Show each line of the data below that has the string "date" in it.

Start of Block

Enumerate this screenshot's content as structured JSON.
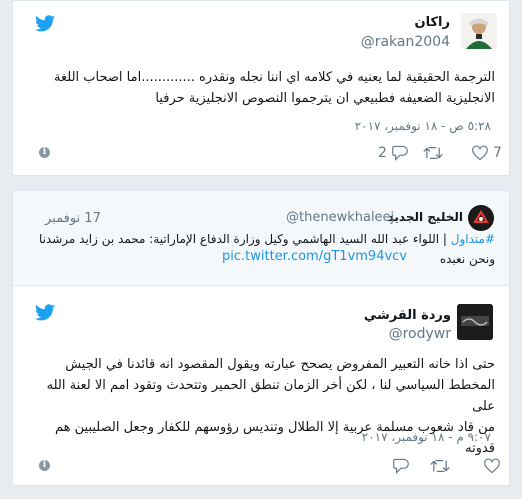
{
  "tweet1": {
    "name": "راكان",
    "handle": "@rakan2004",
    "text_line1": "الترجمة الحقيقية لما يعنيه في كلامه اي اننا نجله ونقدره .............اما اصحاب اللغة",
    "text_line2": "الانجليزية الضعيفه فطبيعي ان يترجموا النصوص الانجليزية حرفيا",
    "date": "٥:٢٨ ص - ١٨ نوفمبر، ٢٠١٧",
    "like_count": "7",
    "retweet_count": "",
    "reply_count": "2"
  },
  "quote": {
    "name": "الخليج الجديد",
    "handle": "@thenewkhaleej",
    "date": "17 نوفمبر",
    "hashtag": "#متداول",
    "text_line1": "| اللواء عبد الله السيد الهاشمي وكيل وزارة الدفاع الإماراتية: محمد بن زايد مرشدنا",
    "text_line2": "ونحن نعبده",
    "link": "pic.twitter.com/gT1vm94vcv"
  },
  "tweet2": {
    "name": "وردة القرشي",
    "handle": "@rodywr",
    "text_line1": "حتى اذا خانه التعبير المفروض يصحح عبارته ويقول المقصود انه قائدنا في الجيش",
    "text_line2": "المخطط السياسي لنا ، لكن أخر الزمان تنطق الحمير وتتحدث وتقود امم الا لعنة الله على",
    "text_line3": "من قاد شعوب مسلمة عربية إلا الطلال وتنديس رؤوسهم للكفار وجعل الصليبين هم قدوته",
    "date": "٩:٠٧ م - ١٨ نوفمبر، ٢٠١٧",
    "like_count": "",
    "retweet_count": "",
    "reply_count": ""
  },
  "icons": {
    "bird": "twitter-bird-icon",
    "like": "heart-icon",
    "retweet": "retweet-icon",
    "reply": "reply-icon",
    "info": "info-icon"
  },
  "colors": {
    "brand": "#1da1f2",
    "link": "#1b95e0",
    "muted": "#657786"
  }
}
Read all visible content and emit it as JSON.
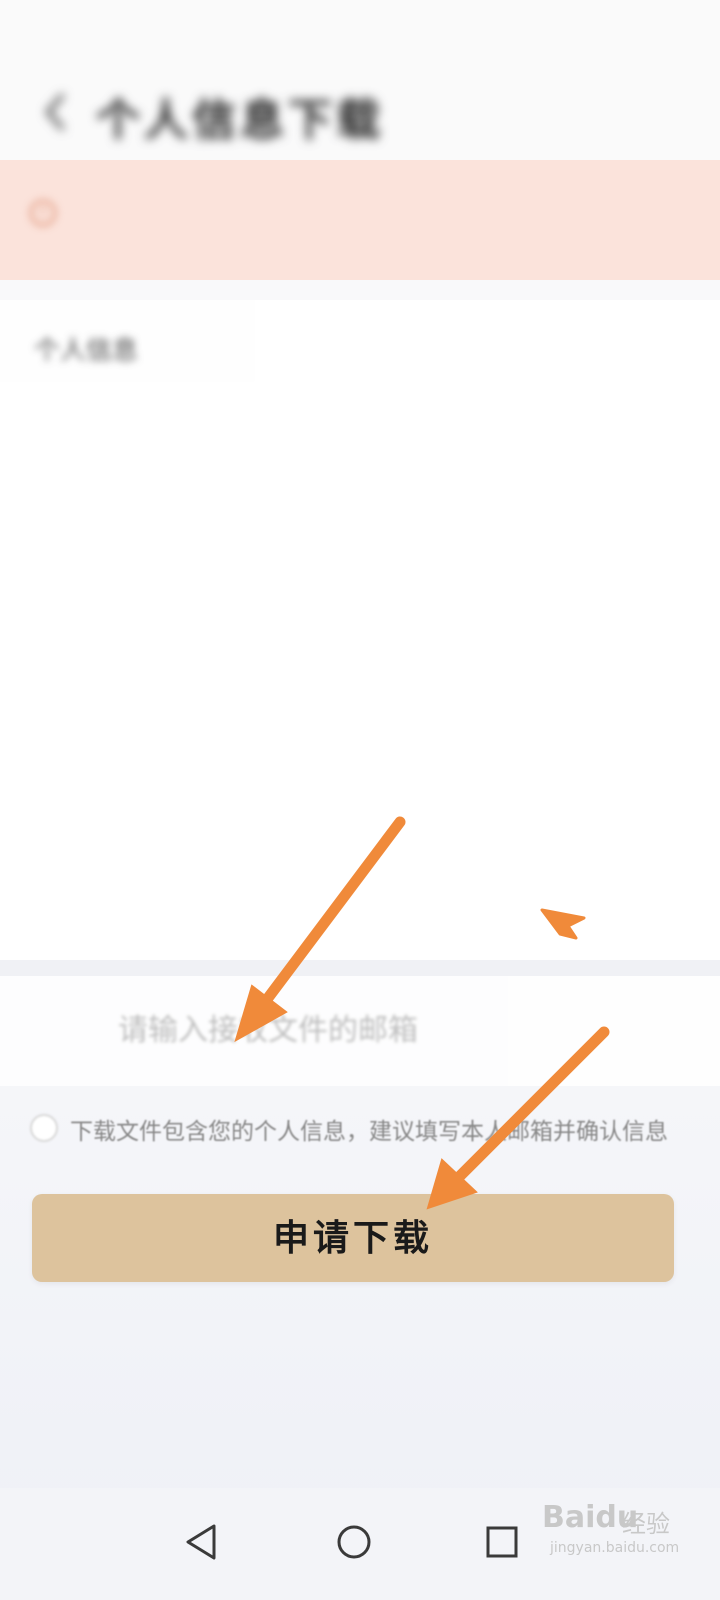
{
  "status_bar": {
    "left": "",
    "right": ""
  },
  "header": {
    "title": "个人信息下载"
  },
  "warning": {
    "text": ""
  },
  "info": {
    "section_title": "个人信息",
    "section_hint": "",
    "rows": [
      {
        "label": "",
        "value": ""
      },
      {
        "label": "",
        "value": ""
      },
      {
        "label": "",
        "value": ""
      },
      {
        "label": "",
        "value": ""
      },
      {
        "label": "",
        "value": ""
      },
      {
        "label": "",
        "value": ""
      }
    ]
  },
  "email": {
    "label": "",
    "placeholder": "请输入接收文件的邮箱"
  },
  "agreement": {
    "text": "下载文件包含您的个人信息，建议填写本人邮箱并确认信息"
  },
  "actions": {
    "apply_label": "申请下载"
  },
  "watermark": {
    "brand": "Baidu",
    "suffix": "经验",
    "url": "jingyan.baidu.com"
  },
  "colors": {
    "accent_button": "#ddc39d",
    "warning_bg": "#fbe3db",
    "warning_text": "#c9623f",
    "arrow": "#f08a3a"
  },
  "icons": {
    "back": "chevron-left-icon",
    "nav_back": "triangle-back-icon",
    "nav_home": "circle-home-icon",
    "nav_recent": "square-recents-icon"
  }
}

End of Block

## Exercise answer
    "date": "٥:٢٨ ص - ١٨ نوفمبر، ٢٠١٧",
    "date": "17 نوفمبر",
    "date": "٩:٠٧ م - ١٨ نوفمبر، ٢٠١٧",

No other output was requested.